§ The problem: Could you set down every record below exactly as it appears?

§ Records to use:
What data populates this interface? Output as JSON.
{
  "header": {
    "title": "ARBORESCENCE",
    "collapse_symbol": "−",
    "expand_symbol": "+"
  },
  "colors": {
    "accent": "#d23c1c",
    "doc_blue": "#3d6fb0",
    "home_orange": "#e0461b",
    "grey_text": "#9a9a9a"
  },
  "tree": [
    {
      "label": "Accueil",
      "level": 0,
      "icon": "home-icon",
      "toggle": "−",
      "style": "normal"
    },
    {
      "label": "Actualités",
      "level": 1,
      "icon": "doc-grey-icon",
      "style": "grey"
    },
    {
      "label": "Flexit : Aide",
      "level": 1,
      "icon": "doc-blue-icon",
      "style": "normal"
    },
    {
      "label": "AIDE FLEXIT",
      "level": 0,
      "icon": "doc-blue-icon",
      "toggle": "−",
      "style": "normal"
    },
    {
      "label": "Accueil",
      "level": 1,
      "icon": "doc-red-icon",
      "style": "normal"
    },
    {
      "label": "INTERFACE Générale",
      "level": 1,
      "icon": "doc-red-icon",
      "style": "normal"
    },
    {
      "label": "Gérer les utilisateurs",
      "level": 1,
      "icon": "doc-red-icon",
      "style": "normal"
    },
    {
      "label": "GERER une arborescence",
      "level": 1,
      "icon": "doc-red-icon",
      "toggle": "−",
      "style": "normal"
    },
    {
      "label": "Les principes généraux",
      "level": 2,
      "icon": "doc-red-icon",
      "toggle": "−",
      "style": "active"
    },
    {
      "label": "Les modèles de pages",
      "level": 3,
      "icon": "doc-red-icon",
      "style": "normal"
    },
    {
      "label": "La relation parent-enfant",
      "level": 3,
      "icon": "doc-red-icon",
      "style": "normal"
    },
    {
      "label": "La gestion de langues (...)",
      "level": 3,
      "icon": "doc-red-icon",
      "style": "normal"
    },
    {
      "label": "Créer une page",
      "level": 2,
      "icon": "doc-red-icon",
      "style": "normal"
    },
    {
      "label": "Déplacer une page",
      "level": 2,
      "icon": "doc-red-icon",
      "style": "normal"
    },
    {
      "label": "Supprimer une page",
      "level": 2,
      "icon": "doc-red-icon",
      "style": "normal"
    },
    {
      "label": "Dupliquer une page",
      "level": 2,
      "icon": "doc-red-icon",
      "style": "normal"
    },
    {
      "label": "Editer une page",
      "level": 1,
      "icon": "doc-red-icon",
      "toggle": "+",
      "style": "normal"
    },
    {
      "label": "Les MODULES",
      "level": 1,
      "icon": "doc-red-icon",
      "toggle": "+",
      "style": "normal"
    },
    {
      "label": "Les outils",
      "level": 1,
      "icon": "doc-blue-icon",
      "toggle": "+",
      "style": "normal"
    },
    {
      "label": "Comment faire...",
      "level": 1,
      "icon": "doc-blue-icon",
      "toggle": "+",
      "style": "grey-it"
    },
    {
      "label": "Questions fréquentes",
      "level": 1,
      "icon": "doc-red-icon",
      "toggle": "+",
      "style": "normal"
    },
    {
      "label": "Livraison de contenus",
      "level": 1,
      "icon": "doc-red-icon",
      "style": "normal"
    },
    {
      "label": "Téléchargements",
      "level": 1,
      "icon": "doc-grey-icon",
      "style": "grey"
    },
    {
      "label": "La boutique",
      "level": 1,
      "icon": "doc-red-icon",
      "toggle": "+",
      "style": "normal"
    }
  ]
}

§ Task solution:
What data populates this interface? Output as JSON.
{
  "header": {
    "title": "ARBORESCENCE",
    "collapse_symbol": "−",
    "expand_symbol": "+"
  },
  "colors": {
    "accent": "#d23c1c",
    "doc_blue": "#3d6fb0",
    "home_orange": "#e0461b",
    "grey_text": "#9a9a9a"
  },
  "tree": [
    {
      "label": "Accueil",
      "level": 0,
      "icon": "home-icon",
      "toggle": "−",
      "style": "normal"
    },
    {
      "label": "Actualités",
      "level": 1,
      "icon": "doc-grey-icon",
      "style": "grey"
    },
    {
      "label": "Flexit : Aide",
      "level": 1,
      "icon": "doc-blue-icon",
      "style": "normal"
    },
    {
      "label": "AIDE FLEXIT",
      "level": 0,
      "icon": "doc-blue-icon",
      "toggle": "−",
      "style": "normal"
    },
    {
      "label": "Accueil",
      "level": 1,
      "icon": "doc-red-icon",
      "style": "normal"
    },
    {
      "label": "INTERFACE Générale",
      "level": 1,
      "icon": "doc-red-icon",
      "style": "normal"
    },
    {
      "label": "Gérer les utilisateurs",
      "level": 1,
      "icon": "doc-red-icon",
      "style": "normal"
    },
    {
      "label": "GERER une arborescence",
      "level": 1,
      "icon": "doc-red-icon",
      "toggle": "−",
      "style": "normal"
    },
    {
      "label": "Les principes généraux",
      "level": 2,
      "icon": "doc-red-icon",
      "toggle": "−",
      "style": "active"
    },
    {
      "label": "Les modèles de pages",
      "level": 3,
      "icon": "doc-red-icon",
      "style": "normal"
    },
    {
      "label": "La relation parent-enfant",
      "level": 3,
      "icon": "doc-red-icon",
      "style": "normal"
    },
    {
      "label": "La gestion de langues (...)",
      "level": 3,
      "icon": "doc-red-icon",
      "style": "normal"
    },
    {
      "label": "Créer une page",
      "level": 2,
      "icon": "doc-red-icon",
      "style": "normal"
    },
    {
      "label": "Déplacer une page",
      "level": 2,
      "icon": "doc-red-icon",
      "style": "normal"
    },
    {
      "label": "Supprimer une page",
      "level": 2,
      "icon": "doc-red-icon",
      "style": "normal"
    },
    {
      "label": "Dupliquer une page",
      "level": 2,
      "icon": "doc-red-icon",
      "style": "normal"
    },
    {
      "label": "Editer une page",
      "level": 1,
      "icon": "doc-red-icon",
      "toggle": "+",
      "style": "normal"
    },
    {
      "label": "Les MODULES",
      "level": 1,
      "icon": "doc-red-icon",
      "toggle": "+",
      "style": "normal"
    },
    {
      "label": "Les outils",
      "level": 1,
      "icon": "doc-blue-icon",
      "toggle": "+",
      "style": "normal"
    },
    {
      "label": "Comment faire...",
      "level": 1,
      "icon": "doc-blue-icon",
      "toggle": "+",
      "style": "grey-it"
    },
    {
      "label": "Questions fréquentes",
      "level": 1,
      "icon": "doc-red-icon",
      "toggle": "+",
      "style": "normal"
    },
    {
      "label": "Livraison de contenus",
      "level": 1,
      "icon": "doc-red-icon",
      "style": "normal"
    },
    {
      "label": "Téléchargements",
      "level": 1,
      "icon": "doc-grey-icon",
      "style": "grey"
    },
    {
      "label": "La boutique",
      "level": 1,
      "icon": "doc-red-icon",
      "toggle": "+",
      "style": "normal"
    }
  ]
}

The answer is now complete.